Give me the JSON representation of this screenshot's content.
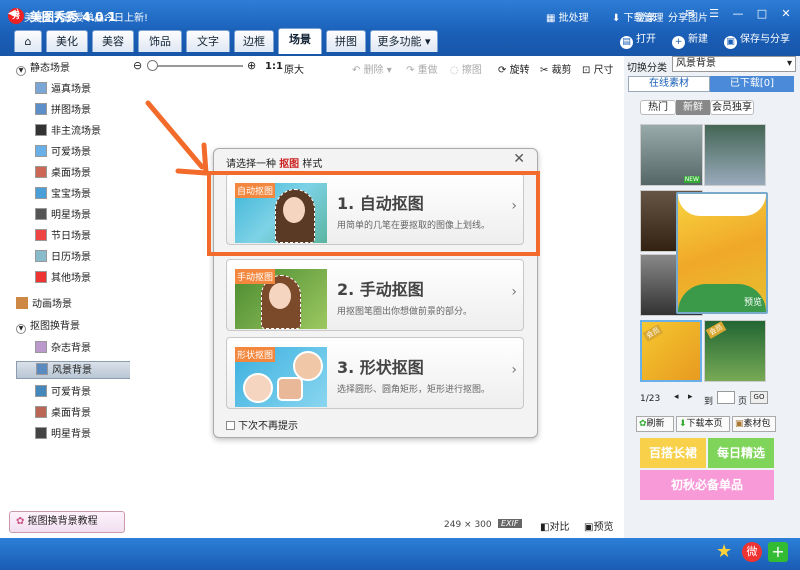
{
  "app": {
    "title": "美图秀秀 4.0.1",
    "logo_text": "秀",
    "login": "登录"
  },
  "tabs": [
    {
      "label": "⌂"
    },
    {
      "label": "美化"
    },
    {
      "label": "美容"
    },
    {
      "label": "饰品"
    },
    {
      "label": "文字"
    },
    {
      "label": "边框"
    },
    {
      "label": "场景"
    },
    {
      "label": "拼图"
    },
    {
      "label": "更多功能 ▾"
    }
  ],
  "header_actions": {
    "open": "打开",
    "new": "新建",
    "save": "保存与分享"
  },
  "sidebar": {
    "static_group": "静态场景",
    "static_items": [
      "逼真场景",
      "拼图场景",
      "非主流场景",
      "可爱场景",
      "桌面场景",
      "宝宝场景",
      "明星场景",
      "节日场景",
      "日历场景",
      "其他场景"
    ],
    "anim_group": "动画场景",
    "cutout_group": "抠图换背景",
    "cutout_items": [
      "杂志背景",
      "风景背景",
      "可爱背景",
      "桌面背景",
      "明星背景"
    ],
    "tutorial": "抠图换背景教程"
  },
  "toolbar": {
    "zoom_label": "1:1",
    "original": "原大",
    "delete": "删除",
    "redo": "重做",
    "erase": "擦图",
    "rotate": "旋转",
    "crop": "裁剪",
    "size": "尺寸"
  },
  "dialog": {
    "title_prefix": "请选择一种",
    "title_highlight": "抠图",
    "title_suffix": "样式",
    "options": [
      {
        "tag": "自动抠图",
        "title": "1. 自动抠图",
        "desc": "用简单的几笔在要抠取的图像上划线。"
      },
      {
        "tag": "手动抠图",
        "title": "2. 手动抠图",
        "desc": "用抠图笔圈出你想做前景的部分。"
      },
      {
        "tag": "形状抠图",
        "title": "3. 形状抠图",
        "desc": "选择圆形、圆角矩形，矩形进行抠图。"
      }
    ],
    "no_prompt": "下次不再提示"
  },
  "canvas_info": {
    "size": "249 × 300",
    "exif": "EXIF",
    "compare": "对比",
    "preview": "预览"
  },
  "right_panel": {
    "category_label": "切换分类",
    "category_value": "风景背景",
    "tab_online": "在线素材",
    "tab_downloaded": "已下载[0]",
    "subtabs": [
      "热门",
      "新鲜",
      "会员独享"
    ],
    "badge_new": "NEW",
    "preview_label": "预览",
    "member_label": "会员",
    "page": "1/23",
    "goto": "到",
    "page_unit": "页",
    "go": "GO",
    "refresh": "刷新",
    "download_page": "下载本页",
    "material": "素材包",
    "banners": [
      "百搭长裙",
      "每日精选",
      "初秋必备单品"
    ]
  },
  "status": {
    "news": "美图达人最爱单品今日上新!",
    "batch": "批处理",
    "download_mgr": "下载管理",
    "share": "分享图片"
  },
  "colors": {
    "titlebar": "#1a5fb8",
    "highlight_box": "#f26b2a",
    "dialog_tag": "#f2873d"
  }
}
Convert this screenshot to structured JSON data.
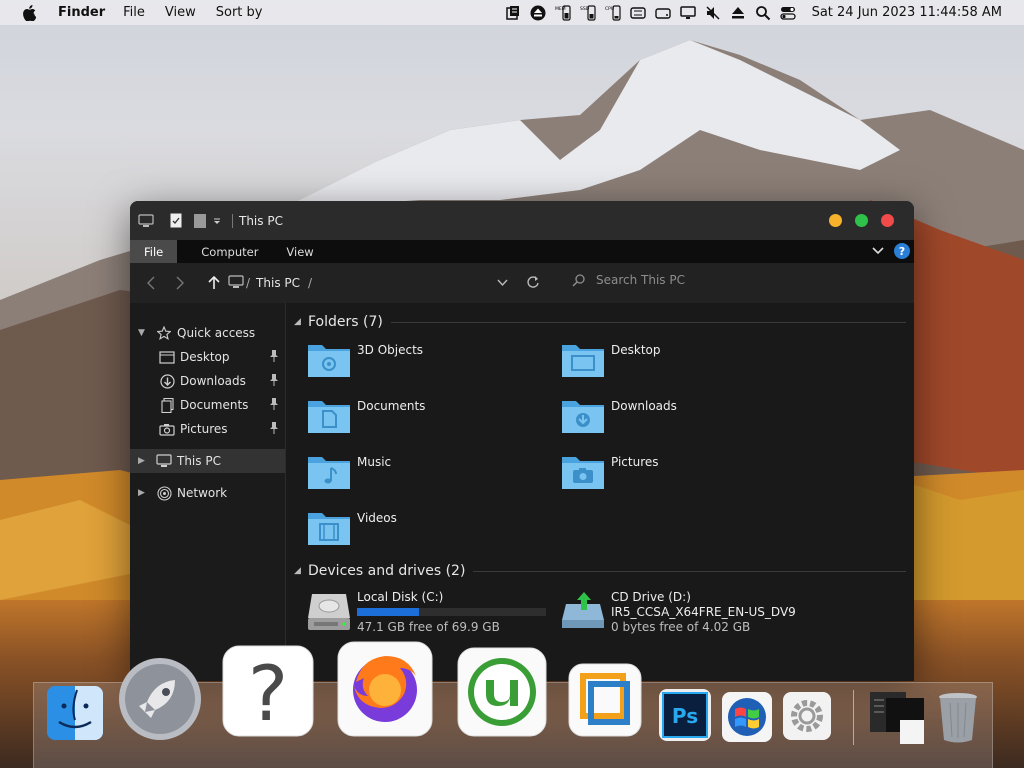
{
  "menubar": {
    "app_name": "Finder",
    "items": [
      "File",
      "View",
      "Sort by"
    ],
    "clock": "Sat 24 Jun 2023  11:44:58 AM",
    "tray_icons": [
      "notes-icon",
      "eject-circle-icon",
      "mem-meter-icon",
      "ssd-meter-icon",
      "cpu-meter-icon",
      "battery-list-icon",
      "drive-icon",
      "monitor-icon",
      "mute-icon",
      "eject-icon",
      "search-icon",
      "control-center-icon"
    ],
    "tray_labels": {
      "mem": "MEM",
      "ssd": "SSD",
      "cpu": "CPU"
    }
  },
  "window": {
    "title": "This PC",
    "ribbon_tabs": [
      "File",
      "Computer",
      "View"
    ],
    "help": "?",
    "breadcrumb": "This PC",
    "search_placeholder": "Search This PC",
    "traffic_colors": [
      "#f5b22a",
      "#2fc24a",
      "#f14a4a"
    ]
  },
  "sidebar": {
    "quick_access": "Quick access",
    "quick_items": [
      {
        "label": "Desktop",
        "icon": "desktop-icon"
      },
      {
        "label": "Downloads",
        "icon": "downloads-icon"
      },
      {
        "label": "Documents",
        "icon": "documents-icon"
      },
      {
        "label": "Pictures",
        "icon": "pictures-icon"
      }
    ],
    "this_pc": "This PC",
    "network": "Network"
  },
  "folders": {
    "header": "Folders (7)",
    "items": [
      "3D Objects",
      "Desktop",
      "Documents",
      "Downloads",
      "Music",
      "Pictures",
      "Videos"
    ]
  },
  "drives": {
    "header": "Devices and drives (2)",
    "items": [
      {
        "name": "Local Disk (C:)",
        "free": "47.1 GB free of 69.9 GB",
        "used_fraction": 0.33
      },
      {
        "name": "CD Drive (D:)",
        "label": "IR5_CCSA_X64FRE_EN-US_DV9",
        "free": "0 bytes free of 4.02 GB"
      }
    ]
  },
  "dock": {
    "apps": [
      "finder-icon",
      "launchpad-icon",
      "help-icon",
      "firefox-icon",
      "utorrent-icon",
      "vmware-icon",
      "photoshop-icon",
      "windows-icon",
      "settings-icon",
      "screenshot-stack-icon",
      "trash-icon"
    ],
    "photoshop_label": "Ps",
    "help_glyph": "?"
  }
}
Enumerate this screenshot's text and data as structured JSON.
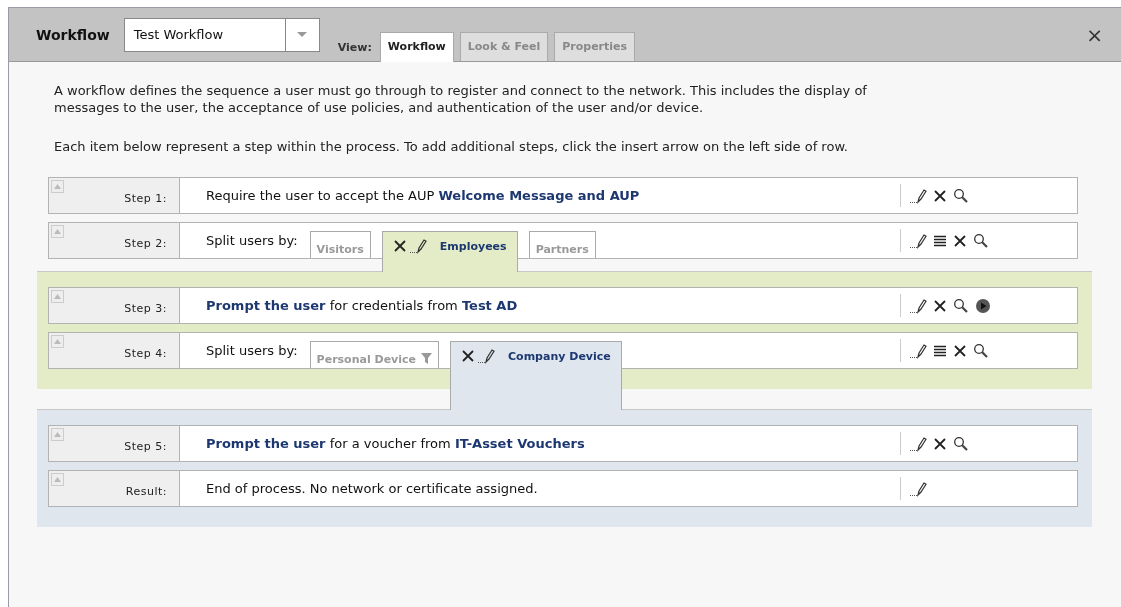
{
  "header": {
    "title": "Workflow",
    "workflow": {
      "value": "Test Workflow"
    },
    "view_label": "View:",
    "tabs": [
      {
        "label": "Workflow",
        "selected": true
      },
      {
        "label": "Look & Feel",
        "selected": false
      },
      {
        "label": "Properties",
        "selected": false
      }
    ],
    "close": "×"
  },
  "intro": [
    "A workflow defines the sequence a user must go through to register and connect to the network. This includes the display of messages to the user, the acceptance of use policies, and authentication of the user and/or device.",
    "Each item below represent a step within the process. To add additional steps, click the insert arrow on the left side of row."
  ],
  "steps": [
    {
      "label": "Step 1:",
      "kind": "text",
      "text": "Require the user to accept the AUP **Welcome Message and AUP**",
      "actions": [
        {
          "kind": "edit"
        },
        {
          "kind": "delete"
        },
        {
          "kind": "search"
        }
      ]
    },
    {
      "label": "Step 2:",
      "kind": "split",
      "text": "Split users by:",
      "actions": [
        {
          "kind": "edit"
        },
        {
          "kind": "list"
        },
        {
          "kind": "delete"
        },
        {
          "kind": "search"
        }
      ],
      "branches": [
        {
          "label": "Visitors",
          "selected": false
        },
        {
          "label": "Employees",
          "selected": true,
          "color": "#e3ecc6",
          "children": [
            {
              "label": "Step 3:",
              "kind": "text",
              "text": "**Prompt the user** for credentials from **Test AD**",
              "actions": [
                {
                  "kind": "edit"
                },
                {
                  "kind": "delete"
                },
                {
                  "kind": "search"
                },
                {
                  "kind": "play"
                }
              ]
            },
            {
              "label": "Step 4:",
              "kind": "split",
              "text": "Split users by:",
              "actions": [
                {
                  "kind": "edit"
                },
                {
                  "kind": "list"
                },
                {
                  "kind": "delete"
                },
                {
                  "kind": "search"
                }
              ],
              "branches": [
                {
                  "label": "Personal Device",
                  "selected": false,
                  "filtered": true
                },
                {
                  "label": "Company Device",
                  "selected": true,
                  "color": "#dfe6ee",
                  "children": [
                    {
                      "label": "Step 5:",
                      "kind": "text",
                      "text": "**Prompt the user** for a voucher from **IT-Asset Vouchers**",
                      "actions": [
                        {
                          "kind": "edit"
                        },
                        {
                          "kind": "delete"
                        },
                        {
                          "kind": "search"
                        }
                      ]
                    },
                    {
                      "label": "Result:",
                      "kind": "text",
                      "text": "End of process. No network or certificate assigned.",
                      "actions": [
                        {
                          "kind": "edit"
                        }
                      ]
                    }
                  ]
                }
              ]
            }
          ]
        },
        {
          "label": "Partners",
          "selected": false
        }
      ]
    }
  ]
}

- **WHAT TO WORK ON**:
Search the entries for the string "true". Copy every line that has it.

- **ANSWER FOR THE TASK**:
        "selected": true
          "selected": true,
                  "filtered": true
                  "selected": true,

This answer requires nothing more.